 # Multiple Type Collision Detection

So far we've covered a circle colliding with a circle; a rectangle colliding with a rectangle; a line colliding with a line; and a rotated rectangle colliding with a rotated rectangle. We've completely left out what to do if you want to see if a circle collides with a rectangle, or if an oriented rectangle collides with a line. We can start out by covering what happens if a circle collides with all the other types.

## Circle / Rectangle Collision

The way you determine if there is a collision between a rectangle and a circle you need to find the closest point on the rectangle to the center of the circle. If the distance from that point to the center of the circle is less than the radius, then there is a collision, otherwise there is no collision. The way we do this is by figuring out the range covered by the rectangle along the x axis, and the range of the rectangle on the y axis. Then, pass in the circle's center point's x value to the xrange's clamp method. That will clamp the value you pass in to a value within that range. After that do the same for the center point's y value, and you now have the xy value for the closest point on the rectangle. Let's look at the code.

public static CircleRectangle(c: cCircleCollider, r: cRectangleCollider): boolean {
var close_point: cVector = new cVector();
var x_range: cRange = new cRange();
x_range.min = r.position.x;
x_range.max = r.position.x + r.dimension.x;

var y_range: cRange = new cRange();
y_range.min = r.position.y;
y_range.max = r.position.y + r.dimension.y;

close_point.x = x_range.clamp(c.position.x);
close_point.y = y_range.clamp(c.position.y);

var dist: cVector = new cVector(c.position.x, c.position.y);
dist.subtract(close_point);

return true;
}
return false;
}

## Circle / Rotated Rectangle Collisions
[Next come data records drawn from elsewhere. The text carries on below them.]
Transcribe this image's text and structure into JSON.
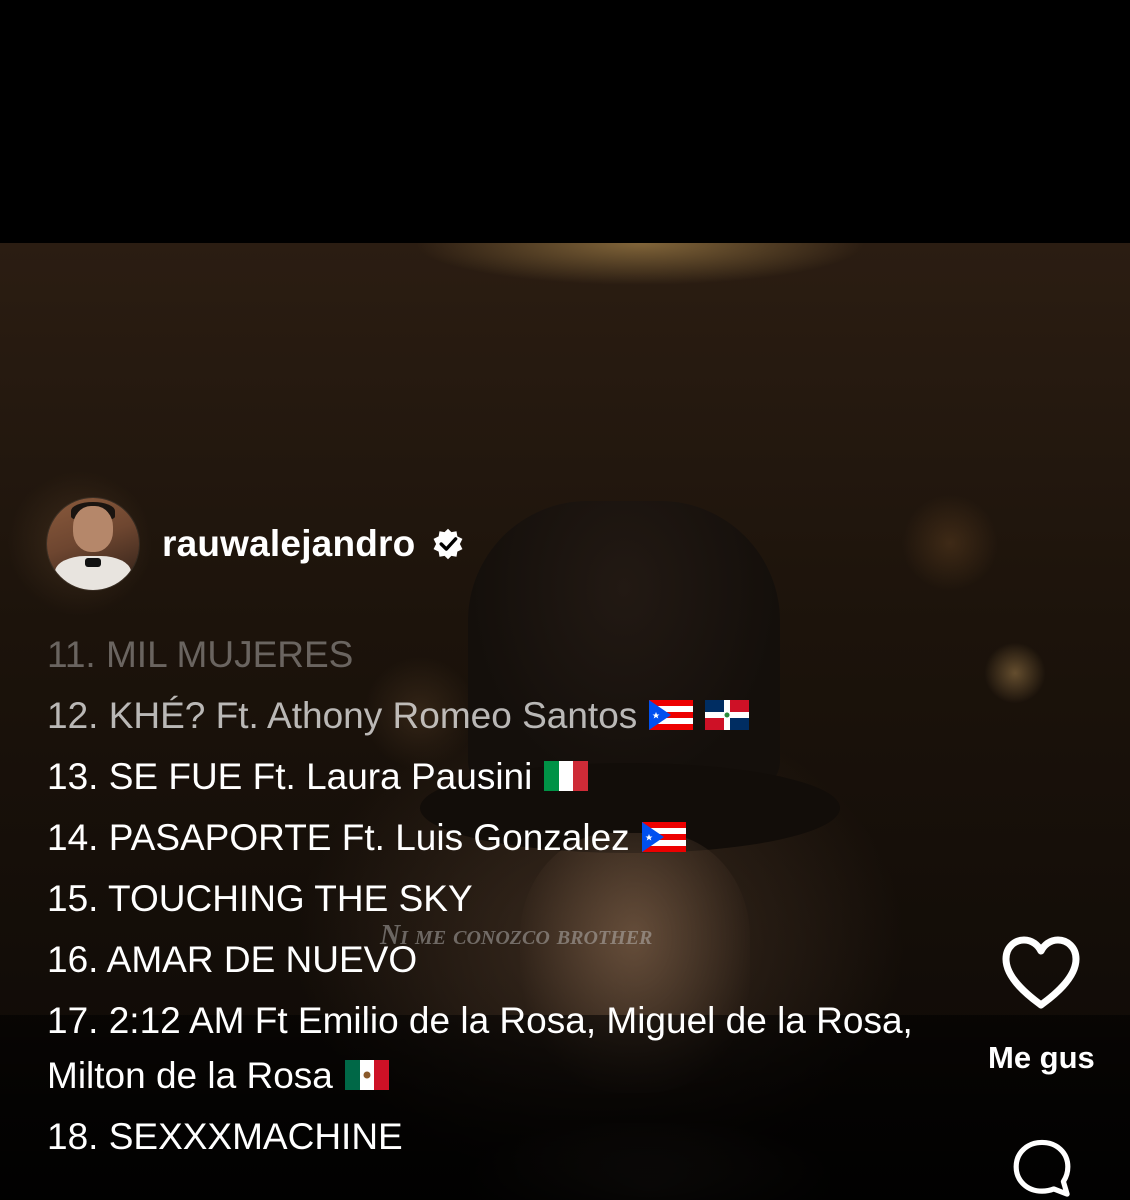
{
  "post": {
    "username": "rauwalejandro",
    "verified": true
  },
  "video": {
    "subtitle": "Ni me conozco brother"
  },
  "tracks": [
    {
      "text": "11. MIL MUJERES",
      "flags": []
    },
    {
      "text": "12. KHÉ? Ft. Athony Romeo Santos",
      "flags": [
        "puerto-rico-flag",
        "dominican-republic-flag"
      ]
    },
    {
      "text": "13. SE FUE Ft. Laura Pausini",
      "flags": [
        "italy-flag"
      ]
    },
    {
      "text": "14. PASAPORTE Ft. Luis Gonzalez",
      "flags": [
        "puerto-rico-flag"
      ]
    },
    {
      "text": "15. TOUCHING THE SKY",
      "flags": []
    },
    {
      "text": "16. AMAR DE NUEVO",
      "flags": []
    },
    {
      "text": "17. 2:12 AM Ft Emilio de la Rosa, Miguel de la Rosa, Milton de la Rosa",
      "flags": [
        "mexico-flag"
      ]
    },
    {
      "text": "18. SEXXXMACHINE",
      "flags": []
    }
  ],
  "actions": {
    "like_label": "Me gus",
    "like_icon": "heart-icon",
    "comment_icon": "comment-icon"
  },
  "colors": {
    "background": "#000000",
    "text": "#ffffff"
  }
}
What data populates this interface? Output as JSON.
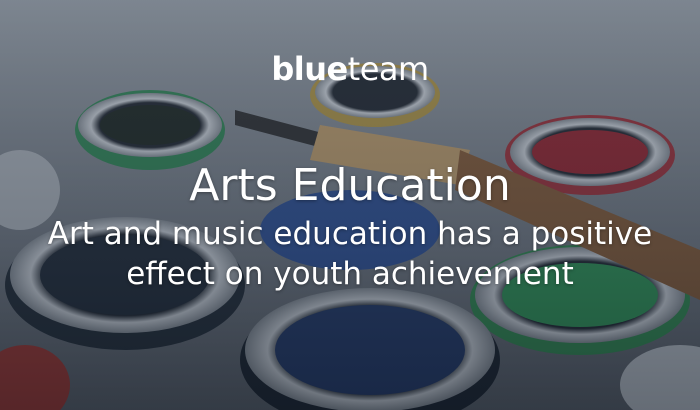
{
  "logo": {
    "bold": "blue",
    "light": "team"
  },
  "hero": {
    "title": "Arts Education",
    "subtitle": "Art and music education has a positive effect on youth achievement"
  },
  "colors": {
    "overlay": "#2a3440",
    "text": "#ffffff",
    "paint_red": "#b0242c",
    "paint_green": "#2f8a4a",
    "paint_blue": "#1f3f8a",
    "paint_yellow": "#c9a230",
    "brush_handle": "#8a5a30"
  }
}
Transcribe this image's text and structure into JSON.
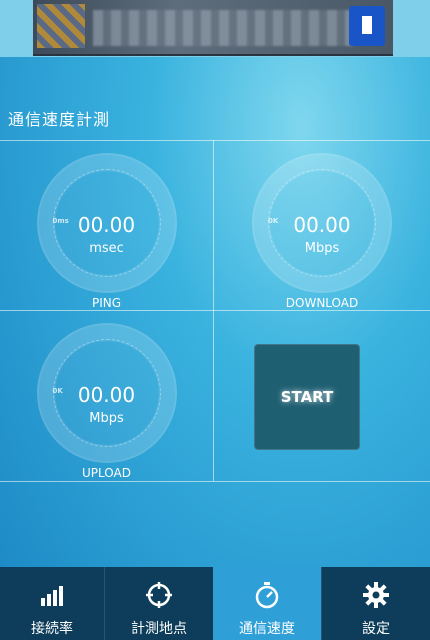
{
  "page": {
    "title": "通信速度計測"
  },
  "gauges": {
    "ping": {
      "min": "0ms",
      "value": "00.00",
      "unit": "msec",
      "label": "PING"
    },
    "download": {
      "min": "0K",
      "value": "00.00",
      "unit": "Mbps",
      "label": "DOWNLOAD"
    },
    "upload": {
      "min": "0K",
      "value": "00.00",
      "unit": "Mbps",
      "label": "UPLOAD"
    }
  },
  "start_button": {
    "label": "START"
  },
  "nav": {
    "items": [
      {
        "label": "接続率",
        "icon": "signal-bars-icon",
        "active": false
      },
      {
        "label": "計測地点",
        "icon": "crosshair-icon",
        "active": false
      },
      {
        "label": "通信速度",
        "icon": "stopwatch-icon",
        "active": true
      },
      {
        "label": "設定",
        "icon": "gear-icon",
        "active": false
      }
    ]
  },
  "colors": {
    "nav_bg": "#0d3d5a",
    "nav_active": "#2f9fd8",
    "start_bg": "#1f5f72"
  }
}
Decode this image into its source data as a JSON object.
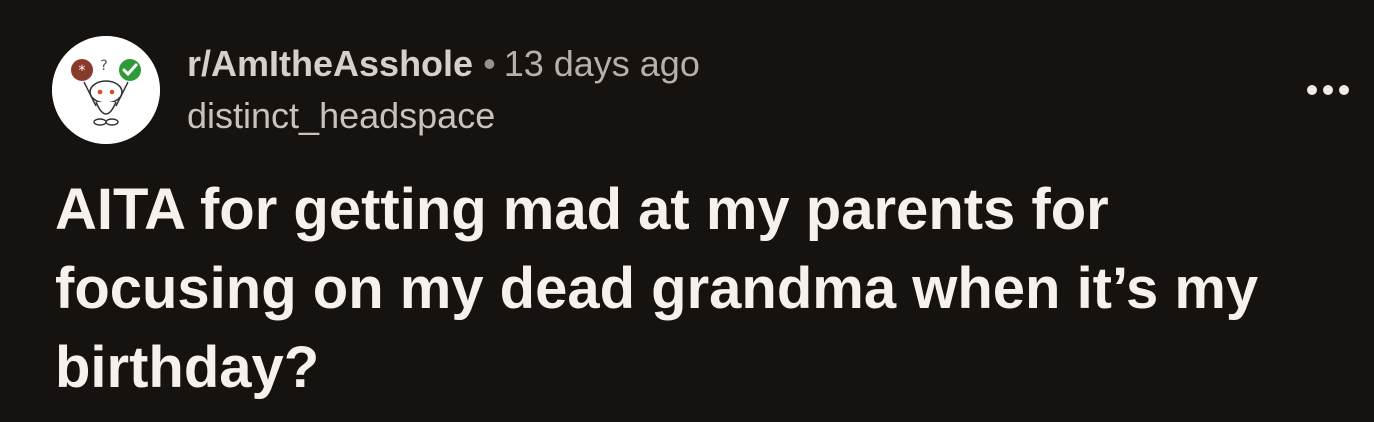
{
  "post": {
    "subreddit": "r/AmItheAsshole",
    "separator": "•",
    "time_ago": "13 days ago",
    "author": "distinct_headspace",
    "title": "AITA for getting mad at my parents for focusing on my dead grandma when it’s my birthday?"
  },
  "icons": {
    "avatar": "snoo-avatar-icon",
    "menu": "more-horizontal-icon"
  },
  "colors": {
    "background": "#161210",
    "title": "#f6f1ec",
    "meta": "#c9c1bb"
  }
}
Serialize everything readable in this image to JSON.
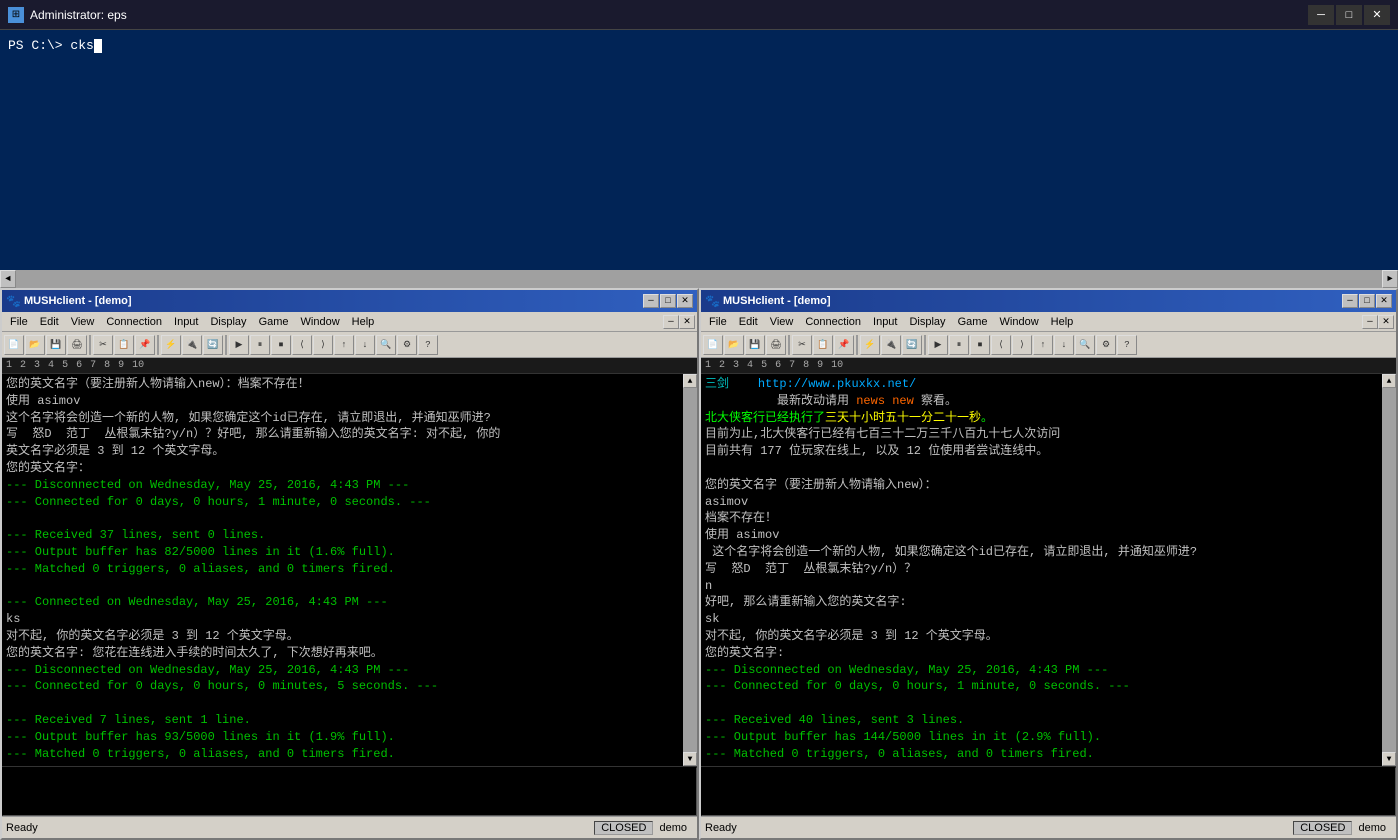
{
  "titlebar": {
    "icon": "⊞",
    "title": "Administrator: eps",
    "minimize": "─",
    "maximize": "□",
    "close": "✕"
  },
  "powershell": {
    "prompt": "PS C:\\> cks"
  },
  "scrollbar": {
    "left_arrow": "◄",
    "right_arrow": "►"
  },
  "panel_left": {
    "title": "MUSHclient - [demo]",
    "menus": [
      "File",
      "Edit",
      "View",
      "Connection",
      "Input",
      "Display",
      "Game",
      "Window",
      "Help"
    ],
    "statusbar": {
      "ready": "Ready",
      "closed": "CLOSED",
      "world": "demo"
    },
    "content": [
      {
        "color": "white",
        "text": "您的英文名字（要注册新人物请输入new）：档案不存在！"
      },
      {
        "color": "white",
        "text": "使用 asimov"
      },
      {
        "color": "white",
        "text": "这个名字将会创造一个新的人物, 如果您确定这个id已存在, 请立即退出, 并通知巫师进?"
      },
      {
        "color": "white",
        "text": "写  怒D  范丁  丛根氯末钴?y/n）？好吧, 那么请重新输入您的英文名字: 对不起, 你的"
      },
      {
        "color": "white",
        "text": "英文名字必须是 3 到 12 个英文字母。"
      },
      {
        "color": "white",
        "text": "您的英文名字："
      },
      {
        "color": "green",
        "text": "--- Disconnected on Wednesday, May 25, 2016, 4:43 PM ---"
      },
      {
        "color": "green",
        "text": "--- Connected for 0 days, 0 hours, 1 minute, 0 seconds. ---"
      },
      {
        "color": "white",
        "text": ""
      },
      {
        "color": "green",
        "text": "--- Received 37 lines, sent 0 lines."
      },
      {
        "color": "green",
        "text": "--- Output buffer has 82/5000 lines in it (1.6% full)."
      },
      {
        "color": "green",
        "text": "--- Matched 0 triggers, 0 aliases, and 0 timers fired."
      },
      {
        "color": "white",
        "text": ""
      },
      {
        "color": "green",
        "text": "--- Connected on Wednesday, May 25, 2016, 4:43 PM ---"
      },
      {
        "color": "white",
        "text": "ks"
      },
      {
        "color": "white",
        "text": "对不起, 你的英文名字必须是 3 到 12 个英文字母。"
      },
      {
        "color": "white",
        "text": "您的英文名字: 您花在连线进入手续的时间太久了, 下次想好再来吧。"
      },
      {
        "color": "green",
        "text": "--- Disconnected on Wednesday, May 25, 2016, 4:43 PM ---"
      },
      {
        "color": "green",
        "text": "--- Connected for 0 days, 0 hours, 0 minutes, 5 seconds. ---"
      },
      {
        "color": "white",
        "text": ""
      },
      {
        "color": "green",
        "text": "--- Received 7 lines, sent 1 line."
      },
      {
        "color": "green",
        "text": "--- Output buffer has 93/5000 lines in it (1.9% full)."
      },
      {
        "color": "green",
        "text": "--- Matched 0 triggers, 0 aliases, and 0 timers fired."
      }
    ]
  },
  "panel_right": {
    "title": "MUSHclient - [demo]",
    "menus": [
      "File",
      "Edit",
      "View",
      "Connection",
      "Input",
      "Display",
      "Game",
      "Window",
      "Help"
    ],
    "statusbar": {
      "ready": "Ready",
      "closed": "CLOSED",
      "world": "demo"
    },
    "content": [
      {
        "color": "cyan",
        "text": "三剑    http://www.pkuxkx.net/"
      },
      {
        "color": "white",
        "text": "          最新改动请用 news new 察看。"
      },
      {
        "color": "bright-white",
        "text": "北大侠客行已经执行了三天十小时五十一分二十一秒。"
      },
      {
        "color": "white",
        "text": "目前为止,北大侠客行已经有七百三十二万三千八百九十七人次访问"
      },
      {
        "color": "white",
        "text": "目前共有 177 位玩家在线上, 以及 12 位使用者尝试连线中。"
      },
      {
        "color": "white",
        "text": ""
      },
      {
        "color": "white",
        "text": "您的英文名字（要注册新人物请输入new）："
      },
      {
        "color": "white",
        "text": "asimov"
      },
      {
        "color": "white",
        "text": "档案不存在！"
      },
      {
        "color": "white",
        "text": "使用 asimov"
      },
      {
        "color": "white",
        "text": " 这个名字将会创造一个新的人物, 如果您确定这个id已存在, 请立即退出, 并通知巫师进?"
      },
      {
        "color": "white",
        "text": "写  怒D  范丁  丛根氯末钴?y/n）？"
      },
      {
        "color": "white",
        "text": "n"
      },
      {
        "color": "white",
        "text": "好吧, 那么请重新输入您的英文名字:"
      },
      {
        "color": "white",
        "text": "sk"
      },
      {
        "color": "white",
        "text": "对不起, 你的英文名字必须是 3 到 12 个英文字母。"
      },
      {
        "color": "white",
        "text": "您的英文名字:"
      },
      {
        "color": "green",
        "text": "--- Disconnected on Wednesday, May 25, 2016, 4:43 PM ---"
      },
      {
        "color": "green",
        "text": "--- Connected for 0 days, 0 hours, 1 minute, 0 seconds. ---"
      },
      {
        "color": "white",
        "text": ""
      },
      {
        "color": "green",
        "text": "--- Received 40 lines, sent 3 lines."
      },
      {
        "color": "green",
        "text": "--- Output buffer has 144/5000 lines in it (2.9% full)."
      },
      {
        "color": "green",
        "text": "--- Matched 0 triggers, 0 aliases, and 0 timers fired."
      }
    ]
  }
}
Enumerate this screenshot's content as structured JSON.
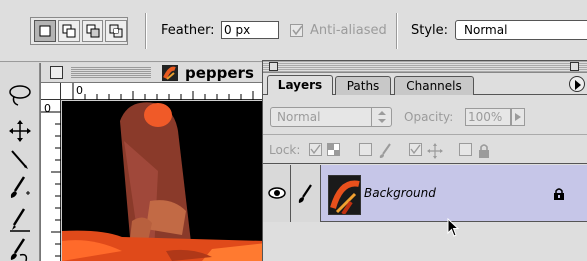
{
  "options_bar": {
    "selection_modes": [
      "new-selection",
      "add-to-selection",
      "subtract-from-selection",
      "intersect-selection"
    ],
    "feather_label": "Feather:",
    "feather_value": "0 px",
    "antialiased_label": "Anti-aliased",
    "antialiased_checked": true,
    "style_label": "Style:",
    "style_value": "Normal"
  },
  "document": {
    "title": "peppers",
    "ruler_zero": "0"
  },
  "layers_palette": {
    "tabs": [
      {
        "label": "Layers",
        "active": true
      },
      {
        "label": "Paths",
        "active": false
      },
      {
        "label": "Channels",
        "active": false
      }
    ],
    "blend_mode": "Normal",
    "opacity_label": "Opacity:",
    "opacity_value": "100%",
    "lock_label": "Lock:",
    "layers": [
      {
        "name": "Background",
        "visible": true,
        "locked": true
      }
    ]
  }
}
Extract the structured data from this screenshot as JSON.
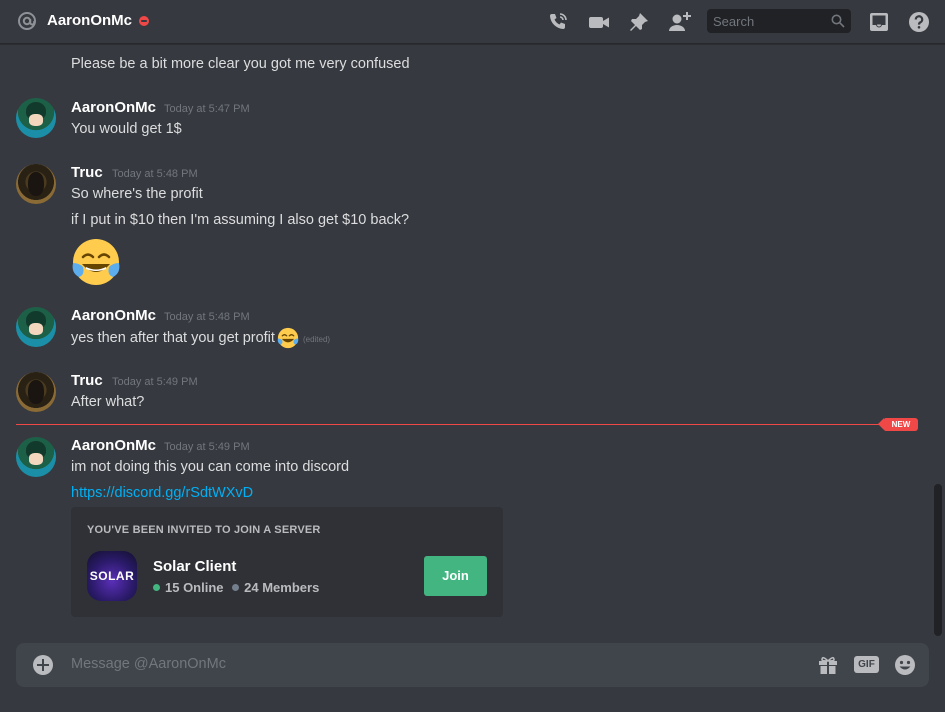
{
  "header": {
    "title": "AaronOnMc",
    "search_placeholder": "Search"
  },
  "messages": {
    "m0": {
      "text": "Please be a bit more clear you got me very confused"
    },
    "m1": {
      "author": "AaronOnMc",
      "timestamp": "Today at 5:47 PM",
      "text": "You would get 1$"
    },
    "m2": {
      "author": "Truc",
      "timestamp": "Today at 5:48 PM",
      "line1": "So where's the profit",
      "line2": "if I put in $10 then I'm assuming I also get $10 back?",
      "emoji": "joy-emoji"
    },
    "m3": {
      "author": "AaronOnMc",
      "timestamp": "Today at 5:48 PM",
      "text": "yes then after that you get profit",
      "edited": "(edited)"
    },
    "m4": {
      "author": "Truc",
      "timestamp": "Today at 5:49 PM",
      "text": "After what?"
    },
    "m5": {
      "author": "AaronOnMc",
      "timestamp": "Today at 5:49 PM",
      "text": "im not doing this you can come into discord",
      "link": "https://discord.gg/rSdtWXvD"
    }
  },
  "new_divider": {
    "label": "NEW"
  },
  "invite": {
    "heading": "YOU'VE BEEN INVITED TO JOIN A SERVER",
    "server_icon_text": "SOLAR",
    "server_name": "Solar Client",
    "online": "15 Online",
    "members": "24 Members",
    "join_label": "Join"
  },
  "composer": {
    "placeholder": "Message @AaronOnMc",
    "gif_label": "GIF"
  },
  "colors": {
    "background": "#36393f",
    "accent_link": "#00b0f4",
    "new_red": "#f04747",
    "join_green": "#43b581"
  }
}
Now that we have a circle colliding with a rectangle, the jump to a circle colliding with an oriented rectangle is really pretty simple. We just need to rotate the circle and the rectangle back to an angle of 0 degrees, then we can perform a simple circle rectangle collision test. The first thing we do is create a rectangle and a second circle. We set the second circle's position and radius to our first circle, then rotate the position by the negative of the rotated rectangle's rotation. Then we just call our Circle Rectangle collision code with our new circle and our rectangle.

public static CircleRotRectangle(c: cCircleCollider, rr: cRotRectangleCollider): boolean {
var r: cRectangleCollider = new cRectangleCollider();
r.dimension = rr.halfDimension.duplicate();
r.dimension.multiply(2);

var lc: cCircleCollider = new cCircleCollider();
lc.position = c.position.duplicate();
lc.position.subtract(rr.position);
lc.position.rotate(-rr.rotation);
return Collision.CircleRectangle(lc, r);
}

## Circle Line Collision

Before we do anything more complicated, the first thing we need to do when we look to see if a line collides with a circle is to see if either of the endpoints are within the circle. That is a very simple test where you check to see if the distance from the circle's center point to either end point on the line is less than the radius of the circle. If neither end point is in the circle, we need to move on to a test using the vector projection that we used when we did the rotated rectangle collision detection. You need to pick one end point, and project a line from the center point to that end point, on to the line we are detecting the collision with. This will give us the closest point on that line to the center of our circle. The only problem is this point will not necessarily be on the line segment, so if the closest point on that line does happen to be within the radius of our circle, we then need to make sure that point is not outside of our line segment. public static CircleLine(c: cCircleCollider, l: cLineCollider): boolean {
var _tempVector: cVector = c.position.duplicate();
_tempVector.subtract(l.position);
return true;
}

_tempVector.copy(c.position);
_tempVector.subtract(l.endPosition);
return true;
}

var d: cVector = l.endPosition.duplicate();
d.subtract(l.position);
var lc: cVector = c.position.duplicate();
lc.subtract(l.position);

var p: cVector = lc.project(d);
var nearest_point: cVector = l.position.duplicate();

_tempVector = c.position.duplicate();
_tempVector.subtract(nearest_point);

var x_range: cRange = new cRange();
x_range.min = l.position.x;
x_range.max = l.endPosition.x;
x_range.sort();

var y_range: cRange = new cRange();
y_range.min = l.position.y;
y_range.max = l.endPosition.y;
y_range.sort();

if ((x_range.min <= nearest_point.x && nearest_point.x <= x_range.max &&
y_range.min <= nearest_point.y && nearest_point.y <= y_range.max) == false) {
return false;
}

return true;
}
return false;
}

Part 2 - More collision detection